Lajos Egri in 'The Art of Dramatic Writing', foreword, page x, xii, xii, first published in 1946 by Simon & Schuster, INC, USA

"The [director] concerned [ was ] rather surprised that I even asked for the [ script ] -- […] asking 'Since when do cameramen read scripts?' -- but only once have I accepted a film without seeing a script (or at least a treatment) first, and on that occasion I sorely regretted it."

Walter Lassally in 'Itinerant Cameraman', page 101, first published in 1987 by John Murray (Publishers) Ltd, London

"Images, music and voice-over move independently.[…] The visual flow is […] varied. [ The ] film interweaves crucial New Wave principles: the pictorial space is moral space; that morality is an unstable equilibrium between audacity and prudence; that morality can be non-judgemental; that morales are not rules, but serious games with calculated risks; and that personal structures only intersect with the political."

Raymond Durgnat in the introduction to Francois Truffaut's 'Jules et Jim', first published in English in 1968 by Lorrimer Publishing Inc., reissued in 1989 by Faber and Faber Limited, London

"With tea, just like wine, you are dealing with terroir.
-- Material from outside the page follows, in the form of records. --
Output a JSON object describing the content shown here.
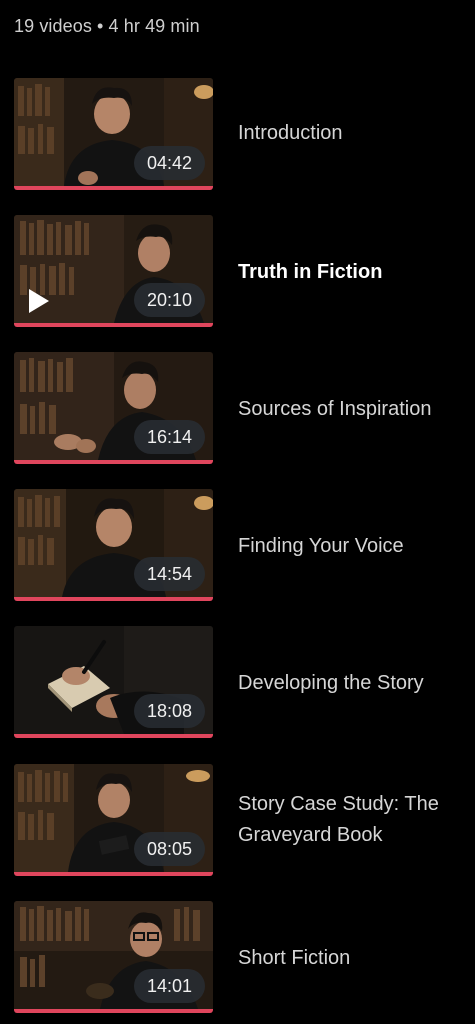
{
  "course": {
    "summary": "19 videos • 4 hr 49 min"
  },
  "lessons": [
    {
      "title": "Introduction",
      "duration": "04:42",
      "progress": 1.0,
      "active": false,
      "thumbnail": "author-portrait"
    },
    {
      "title": "Truth in Fiction",
      "duration": "20:10",
      "progress": 1.0,
      "active": true,
      "thumbnail": "author-profile",
      "playing_icon": "play-icon"
    },
    {
      "title": "Sources of Inspiration",
      "duration": "16:14",
      "progress": 1.0,
      "active": false,
      "thumbnail": "author-gesturing"
    },
    {
      "title": "Finding Your Voice",
      "duration": "14:54",
      "progress": 1.0,
      "active": false,
      "thumbnail": "author-portrait"
    },
    {
      "title": "Developing the Story",
      "duration": "18:08",
      "progress": 1.0,
      "active": false,
      "thumbnail": "hand-writing-notebook"
    },
    {
      "title": "Story Case Study: The Graveyard Book",
      "duration": "08:05",
      "progress": 1.0,
      "active": false,
      "thumbnail": "author-with-book"
    },
    {
      "title": "Short Fiction",
      "duration": "14:01",
      "progress": 1.0,
      "active": false,
      "thumbnail": "author-reading-glasses"
    }
  ],
  "colors": {
    "background": "#000000",
    "progress": "#e0465d",
    "duration_pill": "#282c32"
  }
}
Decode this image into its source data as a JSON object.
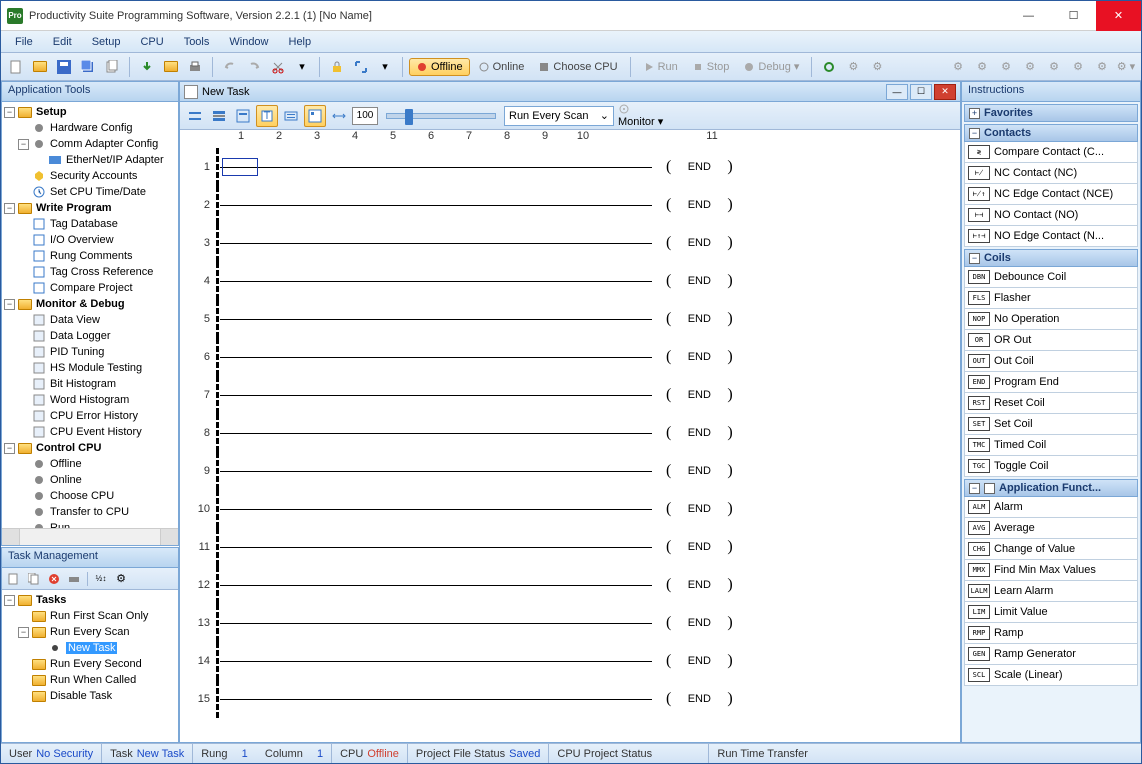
{
  "title": "Productivity Suite Programming Software, Version 2.2.1 (1)   [No Name]",
  "appicon_text": "Pro",
  "menu": [
    "File",
    "Edit",
    "Setup",
    "CPU",
    "Tools",
    "Window",
    "Help"
  ],
  "toolbar_text": {
    "offline": "Offline",
    "online": "Online",
    "choose_cpu": "Choose CPU",
    "run": "Run",
    "stop": "Stop",
    "debug": "Debug"
  },
  "left_panel_title": "Application Tools",
  "tree": {
    "setup": {
      "label": "Setup",
      "items": [
        "Hardware Config",
        "Comm Adapter Config",
        "EtherNet/IP Adapter",
        "Security Accounts",
        "Set CPU Time/Date"
      ]
    },
    "write": {
      "label": "Write Program",
      "items": [
        "Tag Database",
        "I/O Overview",
        "Rung Comments",
        "Tag Cross Reference",
        "Compare Project"
      ]
    },
    "monitor": {
      "label": "Monitor & Debug",
      "items": [
        "Data View",
        "Data Logger",
        "PID Tuning",
        "HS Module Testing",
        "Bit Histogram",
        "Word Histogram",
        "CPU Error History",
        "CPU Event History"
      ]
    },
    "control": {
      "label": "Control CPU",
      "items": [
        "Offline",
        "Online",
        "Choose CPU",
        "Transfer to CPU",
        "Run"
      ]
    }
  },
  "taskmgmt": {
    "title": "Task Management",
    "root": "Tasks",
    "items": [
      "Run First Scan Only",
      "Run Every Scan",
      "New Task",
      "Run Every Second",
      "Run When Called",
      "Disable Task"
    ]
  },
  "doc": {
    "title": "New Task",
    "zoom": "100",
    "combo": "Run Every Scan",
    "monitor": "Monitor",
    "cols": [
      "1",
      "2",
      "3",
      "4",
      "5",
      "6",
      "7",
      "8",
      "9",
      "10",
      "11"
    ],
    "rungs": [
      1,
      2,
      3,
      4,
      5,
      6,
      7,
      8,
      9,
      10,
      11,
      12,
      13,
      14,
      15
    ],
    "end": "END"
  },
  "instr": {
    "title": "Instructions",
    "favorites": "Favorites",
    "contacts": {
      "label": "Contacts",
      "items": [
        {
          "sym": "≷",
          "label": "Compare Contact  (C..."
        },
        {
          "sym": "⊬",
          "label": "NC Contact  (NC)"
        },
        {
          "sym": "⊬↑",
          "label": "NC Edge Contact  (NCE)"
        },
        {
          "sym": "⊢⊣",
          "label": "NO Contact  (NO)"
        },
        {
          "sym": "⊢↑⊣",
          "label": "NO Edge Contact  (N..."
        }
      ]
    },
    "coils": {
      "label": "Coils",
      "items": [
        {
          "sym": "DBN",
          "label": "Debounce Coil"
        },
        {
          "sym": "FLS",
          "label": "Flasher"
        },
        {
          "sym": "NOP",
          "label": "No Operation"
        },
        {
          "sym": "OR",
          "label": "OR Out"
        },
        {
          "sym": "OUT",
          "label": "Out Coil"
        },
        {
          "sym": "END",
          "label": "Program End"
        },
        {
          "sym": "RST",
          "label": "Reset Coil"
        },
        {
          "sym": "SET",
          "label": "Set Coil"
        },
        {
          "sym": "TMC",
          "label": "Timed Coil"
        },
        {
          "sym": "TGC",
          "label": "Toggle Coil"
        }
      ]
    },
    "appfn": {
      "label": "Application Funct...",
      "items": [
        {
          "sym": "ALM",
          "label": "Alarm"
        },
        {
          "sym": "AVG",
          "label": "Average"
        },
        {
          "sym": "CHG",
          "label": "Change of Value"
        },
        {
          "sym": "MMX",
          "label": "Find Min Max Values"
        },
        {
          "sym": "LALM",
          "label": "Learn Alarm"
        },
        {
          "sym": "LIM",
          "label": "Limit Value"
        },
        {
          "sym": "RMP",
          "label": "Ramp"
        },
        {
          "sym": "GEN",
          "label": "Ramp Generator"
        },
        {
          "sym": "SCL",
          "label": "Scale (Linear)"
        }
      ]
    }
  },
  "status": {
    "user_lbl": "User",
    "user_val": "No Security",
    "task_lbl": "Task",
    "task_val": "New Task",
    "rung_lbl": "Rung",
    "rung_val": "1",
    "col_lbl": "Column",
    "col_val": "1",
    "cpu_lbl": "CPU",
    "cpu_val": "Offline",
    "pfs_lbl": "Project File Status",
    "pfs_val": "Saved",
    "cps_lbl": "CPU Project Status",
    "rtt_lbl": "Run Time Transfer"
  }
}
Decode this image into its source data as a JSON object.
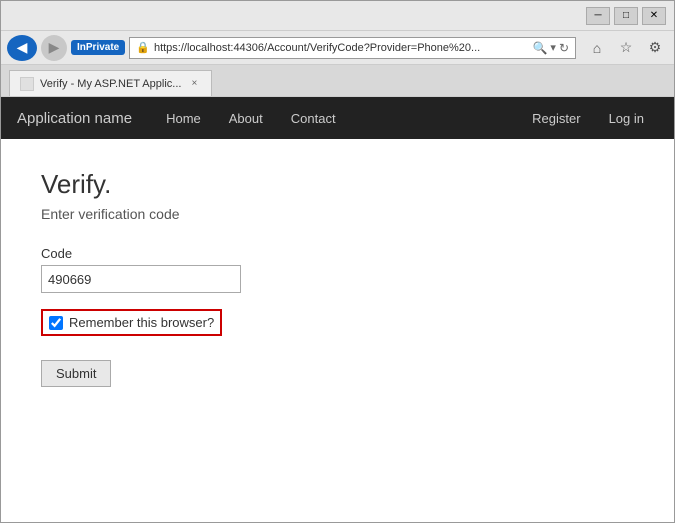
{
  "browser": {
    "title_bar": {
      "minimize_label": "─",
      "maximize_label": "□",
      "close_label": "✕"
    },
    "nav_bar": {
      "inprivate_label": "InPrivate",
      "address": "https://localhost:44306/Account/VerifyCode?Provider=Phone%20...",
      "back_icon": "◀",
      "forward_icon": "▶",
      "home_icon": "⌂",
      "star_icon": "☆",
      "settings_icon": "⚙",
      "lock_icon": "🔒",
      "refresh_icon": "↻",
      "search_icon": "🔍"
    },
    "tab_bar": {
      "tab_label": "Verify - My ASP.NET Applic...",
      "close_icon": "×"
    }
  },
  "app": {
    "brand": "Application name",
    "nav_links": [
      {
        "label": "Home"
      },
      {
        "label": "About"
      },
      {
        "label": "Contact"
      }
    ],
    "nav_right_links": [
      {
        "label": "Register"
      },
      {
        "label": "Log in"
      }
    ]
  },
  "page": {
    "title": "Verify.",
    "subtitle": "Enter verification code",
    "form": {
      "code_label": "Code",
      "code_value": "490669",
      "code_placeholder": "",
      "remember_label": "Remember this browser?",
      "submit_label": "Submit"
    }
  }
}
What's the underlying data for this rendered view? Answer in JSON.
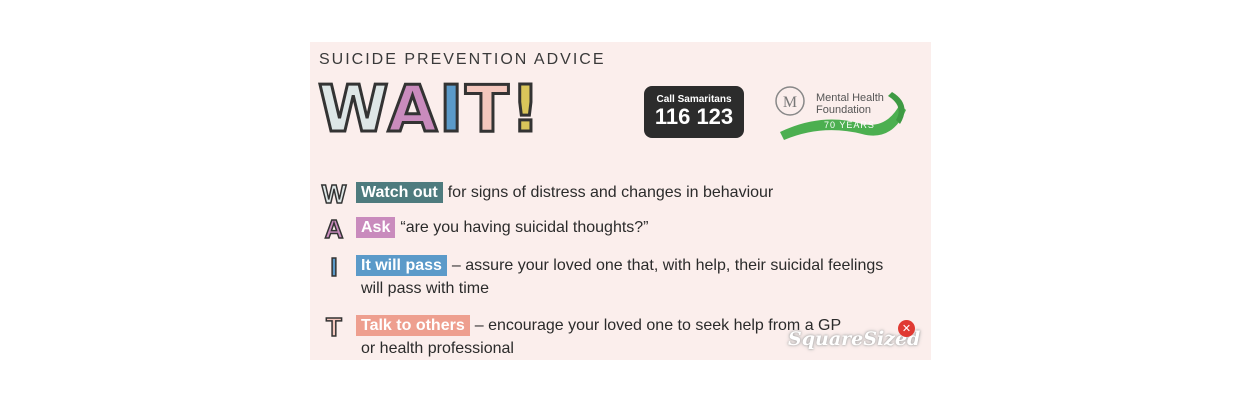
{
  "header": {
    "eyebrow": "SUICIDE PREVENTION ADVICE",
    "wait_letters": [
      "W",
      "A",
      "I",
      "T",
      "!"
    ]
  },
  "samaritans": {
    "call_label": "Call Samaritans",
    "number": "116 123"
  },
  "mhf": {
    "line1": "Mental Health",
    "line2": "Foundation",
    "years": "70 YEARS"
  },
  "steps": [
    {
      "letter": "W",
      "tag": "Watch out",
      "text": "for signs of distress and changes in behaviour",
      "text2": ""
    },
    {
      "letter": "A",
      "tag": "Ask",
      "text": "“are you having suicidal thoughts?”",
      "text2": ""
    },
    {
      "letter": "I",
      "tag": "It will pass",
      "text": "– assure your loved one that, with help, their suicidal feelings",
      "text2": "will pass with time"
    },
    {
      "letter": "T",
      "tag": "Talk to others",
      "text": "– encourage your loved one to seek help from a GP",
      "text2": "or health professional"
    }
  ],
  "watermark": "SquareSized",
  "colors": {
    "card_bg": "#fbeeec",
    "w": "#4e7b7e",
    "a": "#c98bbd",
    "i": "#5b9ac9",
    "t": "#ee9f8f",
    "exclaim": "#d9c55a",
    "ribbon": "#4caf50"
  }
}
The composition of the terrain and climate are crucial for the development of certain characteristics. Handpicked, traditionally produced tea from a reliable region are at the base, always. Quality tea is affordable luxury. You can drink great tea for the same price as bad wine."

Robert Schinkel in 'Exclusief, informatie magazine Sligro, Nr 15', page 29, published by Sligro B.V.